● The problem
Find all the lines in the entries below that hold the word "JSON" and copy them.
»»
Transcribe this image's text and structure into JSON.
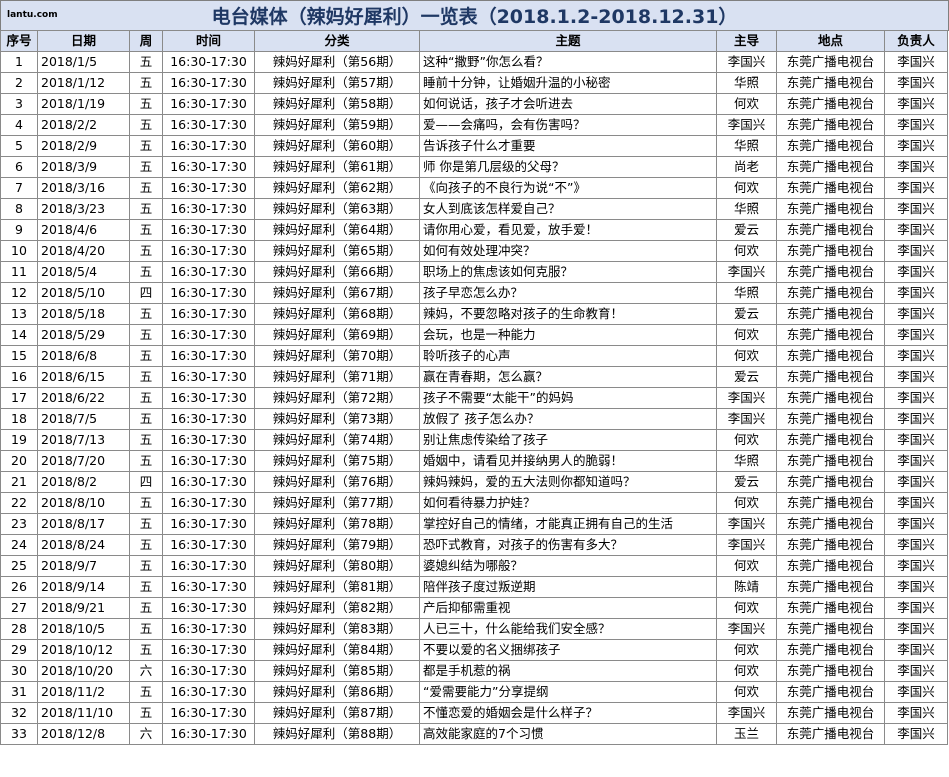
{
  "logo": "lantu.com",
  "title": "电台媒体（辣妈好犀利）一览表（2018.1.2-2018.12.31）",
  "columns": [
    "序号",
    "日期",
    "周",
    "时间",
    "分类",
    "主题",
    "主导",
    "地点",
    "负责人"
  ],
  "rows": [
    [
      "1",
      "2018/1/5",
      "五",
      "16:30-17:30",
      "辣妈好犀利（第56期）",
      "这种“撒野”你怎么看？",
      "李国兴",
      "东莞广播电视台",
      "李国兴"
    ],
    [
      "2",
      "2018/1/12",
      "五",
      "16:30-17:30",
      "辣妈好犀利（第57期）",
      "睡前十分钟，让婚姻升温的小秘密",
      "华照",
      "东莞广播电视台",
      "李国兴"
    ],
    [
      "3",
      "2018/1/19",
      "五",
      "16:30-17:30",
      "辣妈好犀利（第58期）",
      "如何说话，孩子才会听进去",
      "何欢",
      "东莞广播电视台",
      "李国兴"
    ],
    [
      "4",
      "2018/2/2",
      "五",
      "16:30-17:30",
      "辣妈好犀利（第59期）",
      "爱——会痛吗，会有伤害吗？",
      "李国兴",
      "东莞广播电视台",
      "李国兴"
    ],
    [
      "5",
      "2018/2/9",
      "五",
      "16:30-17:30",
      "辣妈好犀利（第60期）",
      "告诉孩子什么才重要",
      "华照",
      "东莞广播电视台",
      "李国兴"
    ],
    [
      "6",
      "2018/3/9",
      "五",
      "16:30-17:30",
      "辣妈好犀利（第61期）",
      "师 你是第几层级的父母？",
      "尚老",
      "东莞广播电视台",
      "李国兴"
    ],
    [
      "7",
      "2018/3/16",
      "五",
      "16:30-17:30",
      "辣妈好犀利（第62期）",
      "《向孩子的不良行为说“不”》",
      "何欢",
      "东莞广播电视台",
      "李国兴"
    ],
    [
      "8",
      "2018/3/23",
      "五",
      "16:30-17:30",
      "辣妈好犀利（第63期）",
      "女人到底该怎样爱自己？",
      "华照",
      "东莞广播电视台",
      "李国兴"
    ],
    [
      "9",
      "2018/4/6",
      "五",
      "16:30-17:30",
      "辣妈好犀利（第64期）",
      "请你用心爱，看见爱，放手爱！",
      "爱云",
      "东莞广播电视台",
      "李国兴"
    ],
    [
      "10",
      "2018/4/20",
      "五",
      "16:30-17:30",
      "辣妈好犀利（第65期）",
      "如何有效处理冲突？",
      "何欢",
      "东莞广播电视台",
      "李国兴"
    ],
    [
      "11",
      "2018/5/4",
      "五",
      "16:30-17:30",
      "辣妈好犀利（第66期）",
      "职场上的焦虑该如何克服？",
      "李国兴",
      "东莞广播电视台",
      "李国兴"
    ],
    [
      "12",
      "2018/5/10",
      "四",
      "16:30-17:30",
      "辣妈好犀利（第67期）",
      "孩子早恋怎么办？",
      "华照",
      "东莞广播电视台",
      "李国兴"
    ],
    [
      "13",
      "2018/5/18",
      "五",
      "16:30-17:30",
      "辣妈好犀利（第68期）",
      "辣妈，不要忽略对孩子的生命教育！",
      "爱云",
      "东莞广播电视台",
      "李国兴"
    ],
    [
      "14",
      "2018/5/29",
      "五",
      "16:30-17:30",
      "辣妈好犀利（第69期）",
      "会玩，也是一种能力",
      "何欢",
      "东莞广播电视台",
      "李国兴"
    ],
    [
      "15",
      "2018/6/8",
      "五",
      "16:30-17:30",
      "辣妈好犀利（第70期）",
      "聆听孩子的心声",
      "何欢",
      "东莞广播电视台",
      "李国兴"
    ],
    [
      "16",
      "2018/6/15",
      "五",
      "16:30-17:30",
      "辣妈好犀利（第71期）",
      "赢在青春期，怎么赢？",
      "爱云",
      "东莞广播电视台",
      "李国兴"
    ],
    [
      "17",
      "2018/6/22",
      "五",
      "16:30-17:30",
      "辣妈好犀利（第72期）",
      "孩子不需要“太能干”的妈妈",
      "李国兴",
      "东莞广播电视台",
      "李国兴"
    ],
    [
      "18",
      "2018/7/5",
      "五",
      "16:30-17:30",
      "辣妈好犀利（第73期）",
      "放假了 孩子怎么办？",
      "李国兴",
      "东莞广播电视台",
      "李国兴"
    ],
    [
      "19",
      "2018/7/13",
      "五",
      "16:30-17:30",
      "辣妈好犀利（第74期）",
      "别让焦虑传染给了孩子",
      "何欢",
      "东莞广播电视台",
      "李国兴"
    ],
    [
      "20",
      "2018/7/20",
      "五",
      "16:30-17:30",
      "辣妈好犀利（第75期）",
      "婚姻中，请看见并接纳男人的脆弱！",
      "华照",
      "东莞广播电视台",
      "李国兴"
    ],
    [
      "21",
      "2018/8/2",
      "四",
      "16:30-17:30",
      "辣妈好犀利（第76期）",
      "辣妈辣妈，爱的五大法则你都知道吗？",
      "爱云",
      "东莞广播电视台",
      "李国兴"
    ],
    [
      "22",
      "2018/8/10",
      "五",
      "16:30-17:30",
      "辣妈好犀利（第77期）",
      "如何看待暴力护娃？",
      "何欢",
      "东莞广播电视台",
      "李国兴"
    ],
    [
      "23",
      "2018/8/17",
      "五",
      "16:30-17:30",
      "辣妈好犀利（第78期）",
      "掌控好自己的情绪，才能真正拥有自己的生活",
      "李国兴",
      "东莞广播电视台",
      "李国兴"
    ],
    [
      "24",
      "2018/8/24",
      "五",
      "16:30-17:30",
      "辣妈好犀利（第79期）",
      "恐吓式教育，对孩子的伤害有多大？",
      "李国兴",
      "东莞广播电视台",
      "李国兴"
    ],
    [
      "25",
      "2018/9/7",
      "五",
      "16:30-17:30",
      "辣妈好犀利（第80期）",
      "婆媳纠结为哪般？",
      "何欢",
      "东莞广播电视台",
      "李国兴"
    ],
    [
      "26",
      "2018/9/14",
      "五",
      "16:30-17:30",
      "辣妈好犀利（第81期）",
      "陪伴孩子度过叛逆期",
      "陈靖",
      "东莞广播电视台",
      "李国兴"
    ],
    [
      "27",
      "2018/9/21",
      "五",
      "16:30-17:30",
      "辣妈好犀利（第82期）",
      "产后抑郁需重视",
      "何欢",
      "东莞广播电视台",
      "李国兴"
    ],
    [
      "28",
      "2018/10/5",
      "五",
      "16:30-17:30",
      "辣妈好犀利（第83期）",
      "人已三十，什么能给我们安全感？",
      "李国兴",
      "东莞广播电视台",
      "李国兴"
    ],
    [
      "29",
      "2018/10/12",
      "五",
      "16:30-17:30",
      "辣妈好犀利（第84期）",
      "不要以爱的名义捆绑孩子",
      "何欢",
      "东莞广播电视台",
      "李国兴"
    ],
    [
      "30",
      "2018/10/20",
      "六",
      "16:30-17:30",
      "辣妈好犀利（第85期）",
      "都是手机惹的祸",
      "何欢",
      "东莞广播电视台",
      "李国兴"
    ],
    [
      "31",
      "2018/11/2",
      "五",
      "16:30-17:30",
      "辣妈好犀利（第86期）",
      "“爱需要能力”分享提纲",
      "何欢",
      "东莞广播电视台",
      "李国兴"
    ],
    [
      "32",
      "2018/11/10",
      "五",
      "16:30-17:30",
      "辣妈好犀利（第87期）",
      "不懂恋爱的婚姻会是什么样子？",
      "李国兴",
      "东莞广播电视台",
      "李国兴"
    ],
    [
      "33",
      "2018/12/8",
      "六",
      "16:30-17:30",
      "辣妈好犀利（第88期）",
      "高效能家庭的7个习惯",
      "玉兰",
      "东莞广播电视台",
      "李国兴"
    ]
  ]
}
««
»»
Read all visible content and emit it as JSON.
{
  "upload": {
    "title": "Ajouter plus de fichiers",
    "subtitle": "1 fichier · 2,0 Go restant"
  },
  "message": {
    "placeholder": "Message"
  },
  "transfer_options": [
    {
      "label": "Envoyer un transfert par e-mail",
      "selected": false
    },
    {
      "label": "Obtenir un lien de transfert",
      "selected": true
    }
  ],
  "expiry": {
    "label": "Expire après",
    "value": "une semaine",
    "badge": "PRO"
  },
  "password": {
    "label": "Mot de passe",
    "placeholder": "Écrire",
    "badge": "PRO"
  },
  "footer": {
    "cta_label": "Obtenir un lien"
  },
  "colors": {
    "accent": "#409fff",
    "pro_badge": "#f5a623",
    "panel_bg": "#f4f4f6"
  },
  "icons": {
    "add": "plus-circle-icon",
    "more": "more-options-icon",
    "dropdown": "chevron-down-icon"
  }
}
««
● Answer to this task
Transcribe this image's text and structure into JSON.
Read all visible content and emit it as JSON.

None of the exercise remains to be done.